Is a Beneficiary Responsible for a Decedent's Bills?
Contributor: Maria L. Shinn
FACT or FICTION: If you are the beneficiary of an estate, you are not personally responsible for the deceased person's bills.
In Ohio, when a person passes away, only her probate estate is responsible for her past bills. Her beneficiaries and loved ones are not responsible for her bills, unless they made themselves personally liable by co-signing a loan with the decedent, signing up for a joint credit card with her, or agreeing somehow to be jointly responsible for that debt.
There are three important things to keep in mind, however. First, there are some debts which "survive" the death of an Ohio resident. For example, a real estate mortgage is not extinguished by the death of the homeowner. Similarly, a car lien still has to be dealt with when the car owner passes away. A surviving spouse may be held responsible for some of the deceased spouse's medical bills.
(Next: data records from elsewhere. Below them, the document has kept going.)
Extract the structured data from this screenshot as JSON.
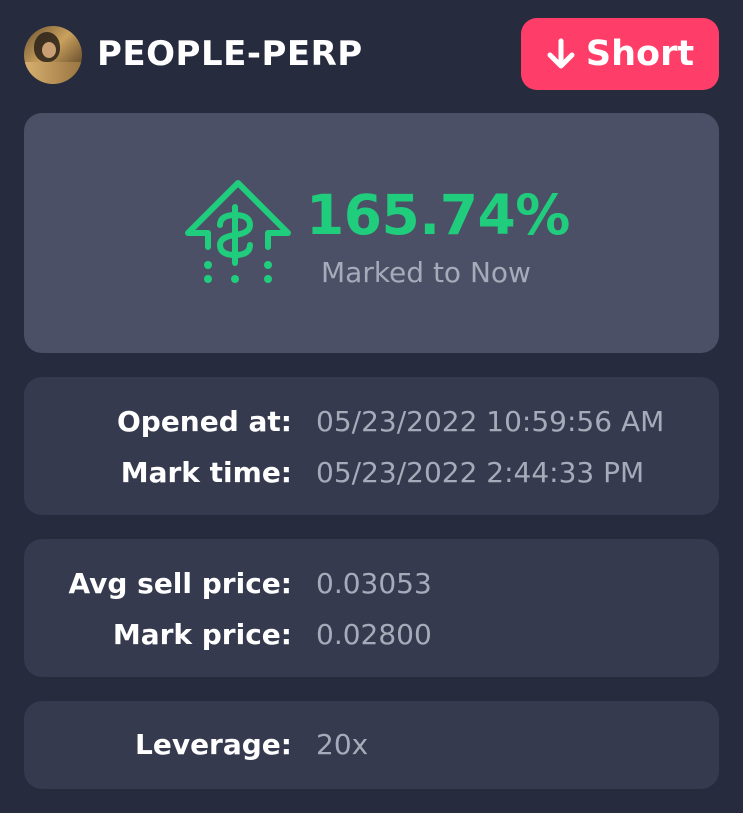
{
  "header": {
    "pair": "PEOPLE-PERP",
    "direction_label": "Short",
    "direction_icon": "arrow-down-icon",
    "direction_color": "#ff3d69"
  },
  "pnl": {
    "value": "165.74%",
    "caption": "Marked to Now",
    "icon": "money-up-arrow-icon",
    "color": "#1fcd7c"
  },
  "times": [
    {
      "label": "Opened at:",
      "value": "05/23/2022 10:59:56 AM"
    },
    {
      "label": "Mark time:",
      "value": "05/23/2022 2:44:33 PM"
    }
  ],
  "prices": [
    {
      "label": "Avg sell price:",
      "value": "0.03053"
    },
    {
      "label": "Mark price:",
      "value": "0.02800"
    }
  ],
  "leverage": {
    "label": "Leverage:",
    "value": "20x"
  }
}
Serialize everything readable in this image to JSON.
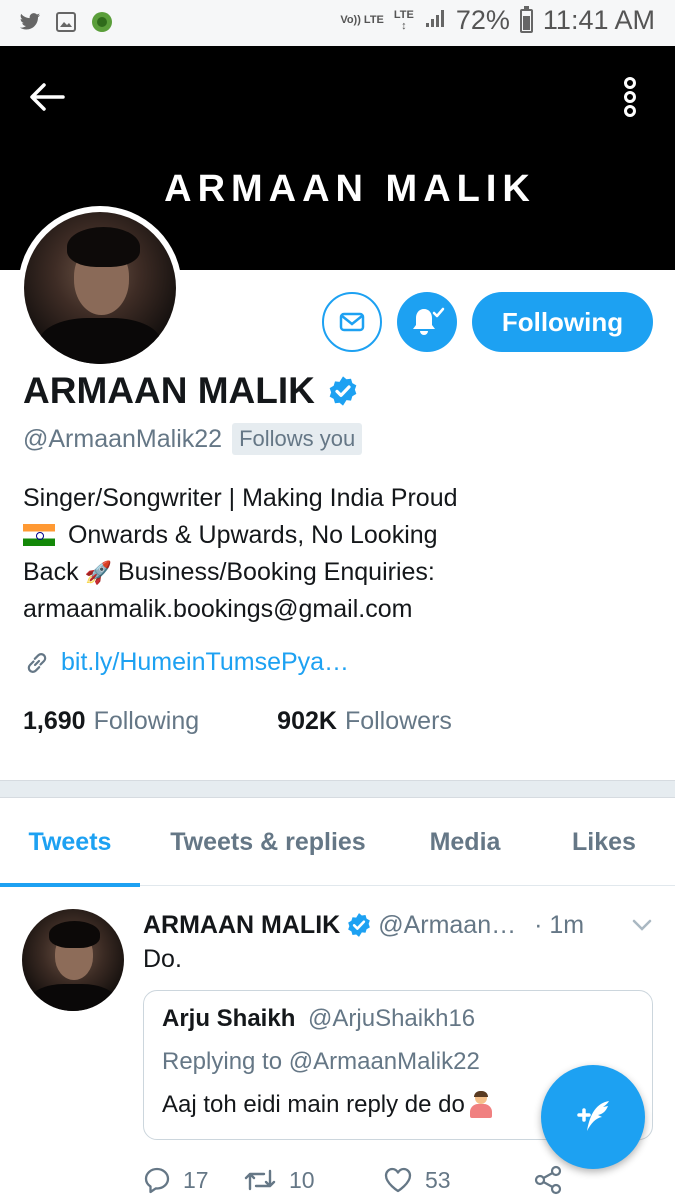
{
  "status_bar": {
    "network_top": "Vo)) LTE",
    "network_bottom": "LTE",
    "battery_percent": "72%",
    "time": "11:41 AM"
  },
  "banner": {
    "title": "ARMAAN MALIK"
  },
  "profile": {
    "name": "ARMAAN MALIK",
    "verified": true,
    "handle": "@ArmaanMalik22",
    "follows_you": "Follows you",
    "bio_line1": "Singer/Songwriter | Making India Proud",
    "bio_line2": " Onwards & Upwards, No Looking",
    "bio_line3_a": "Back",
    "bio_line3_b": "Business/Booking Enquiries:",
    "bio_line4": "armaanmalik.bookings@gmail.com",
    "link": "bit.ly/HumeinTumsePya…",
    "following_count": "1,690",
    "following_label": "Following",
    "followers_count": "902K",
    "followers_label": "Followers"
  },
  "actions": {
    "following_button": "Following"
  },
  "tabs": [
    {
      "label": "Tweets",
      "active": true
    },
    {
      "label": "Tweets & replies",
      "active": false
    },
    {
      "label": "Media",
      "active": false
    },
    {
      "label": "Likes",
      "active": false
    }
  ],
  "tweet": {
    "name": "ARMAAN MALIK",
    "handle": "@Armaan…",
    "time": "· 1m",
    "text": "Do.",
    "quote": {
      "name": "Arju Shaikh",
      "handle": "@ArjuShaikh16",
      "replying_to": "Replying to @ArmaanMalik22",
      "text": "Aaj toh eidi main reply de do"
    },
    "reply_count": "17",
    "retweet_count": "10",
    "like_count": "53"
  },
  "colors": {
    "accent": "#1da1f2",
    "text_primary": "#14171a",
    "text_secondary": "#657786",
    "banner_bg": "#000000"
  },
  "icons": {
    "status_left": [
      "twitter-bird-icon",
      "gallery-icon",
      "app-icon"
    ],
    "header": [
      "back-arrow-icon",
      "more-vertical-icon"
    ],
    "profile": [
      "mail-icon",
      "bell-check-icon",
      "verified-badge-icon",
      "link-icon"
    ],
    "tweet": [
      "chevron-down-icon",
      "reply-icon",
      "retweet-icon",
      "heart-icon",
      "share-icon"
    ],
    "fab": "compose-quill-icon"
  }
}
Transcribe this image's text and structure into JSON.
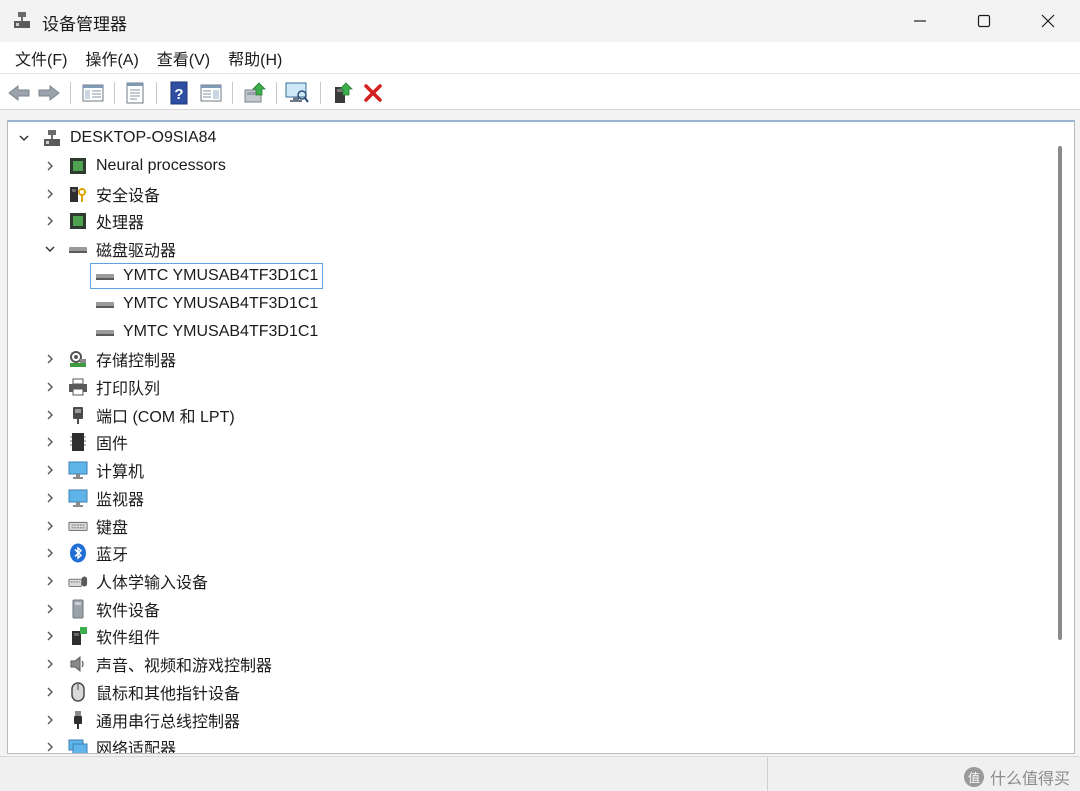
{
  "window": {
    "title": "设备管理器",
    "controls": {
      "minimize": "minimize-icon",
      "maximize": "maximize-icon",
      "close": "close-icon"
    }
  },
  "menu": [
    {
      "label": "文件(F)"
    },
    {
      "label": "操作(A)"
    },
    {
      "label": "查看(V)"
    },
    {
      "label": "帮助(H)"
    }
  ],
  "toolbar": {
    "buttons": [
      "back-arrow-icon",
      "forward-arrow-icon",
      "show-hide-console-tree-icon",
      "properties-icon",
      "help-icon",
      "view-icon",
      "update-driver-icon",
      "scan-hardware-icon",
      "enable-device-icon",
      "uninstall-device-icon"
    ]
  },
  "tree": {
    "root": {
      "label": "DESKTOP-O9SIA84",
      "icon": "computer-tree-icon",
      "expanded": true
    },
    "items": [
      {
        "label": "Neural processors",
        "icon": "chip-icon",
        "expanded": false
      },
      {
        "label": "安全设备",
        "icon": "security-device-icon",
        "expanded": false
      },
      {
        "label": "处理器",
        "icon": "processor-icon",
        "expanded": false
      },
      {
        "label": "磁盘驱动器",
        "icon": "disk-drive-icon",
        "expanded": true,
        "children": [
          {
            "label": "YMTC YMUSAB4TF3D1C1",
            "selected": true
          },
          {
            "label": "YMTC YMUSAB4TF3D1C1",
            "selected": false
          },
          {
            "label": "YMTC YMUSAB4TF3D1C1",
            "selected": false
          }
        ]
      },
      {
        "label": "存储控制器",
        "icon": "storage-controller-icon",
        "expanded": false
      },
      {
        "label": "打印队列",
        "icon": "printer-icon",
        "expanded": false
      },
      {
        "label": "端口 (COM 和 LPT)",
        "icon": "port-icon",
        "expanded": false
      },
      {
        "label": "固件",
        "icon": "firmware-icon",
        "expanded": false
      },
      {
        "label": "计算机",
        "icon": "computer-icon",
        "expanded": false
      },
      {
        "label": "监视器",
        "icon": "monitor-icon",
        "expanded": false
      },
      {
        "label": "键盘",
        "icon": "keyboard-icon",
        "expanded": false
      },
      {
        "label": "蓝牙",
        "icon": "bluetooth-icon",
        "expanded": false
      },
      {
        "label": "人体学输入设备",
        "icon": "hid-icon",
        "expanded": false
      },
      {
        "label": "软件设备",
        "icon": "software-device-icon",
        "expanded": false
      },
      {
        "label": "软件组件",
        "icon": "software-component-icon",
        "expanded": false
      },
      {
        "label": "声音、视频和游戏控制器",
        "icon": "speaker-icon",
        "expanded": false
      },
      {
        "label": "鼠标和其他指针设备",
        "icon": "mouse-icon",
        "expanded": false
      },
      {
        "label": "通用串行总线控制器",
        "icon": "usb-icon",
        "expanded": false
      },
      {
        "label": "网络适配器",
        "icon": "network-adapter-icon",
        "expanded": false
      }
    ]
  },
  "watermark": {
    "badge": "值",
    "text": "什么值得买"
  },
  "colors": {
    "selection_border": "#5fa2dd",
    "delete_red": "#d21f1f",
    "bluetooth_blue": "#1f6fd6"
  }
}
Second, if the deceased person received Medicaid benefits during her lifetime, the State of Ohio can seek reimbursement of those benefits from the decedent's assets. This is called "Medicaid estate recovery," and the Ohio Attorney General's office is very aggressive when it comes to seeking reimbursement from an estate.
Third, creditors (other than mortgage companies and the government) must make a claim against the decedent's probate estate in order to be paid. A beneficiary does not have to use his/her own money to pay the decedent's debts, unless the beneficiary is personally liable for those debts.
If your loved one passes away, please consult with an experienced probate attorney to discuss your loved one's assets and bills.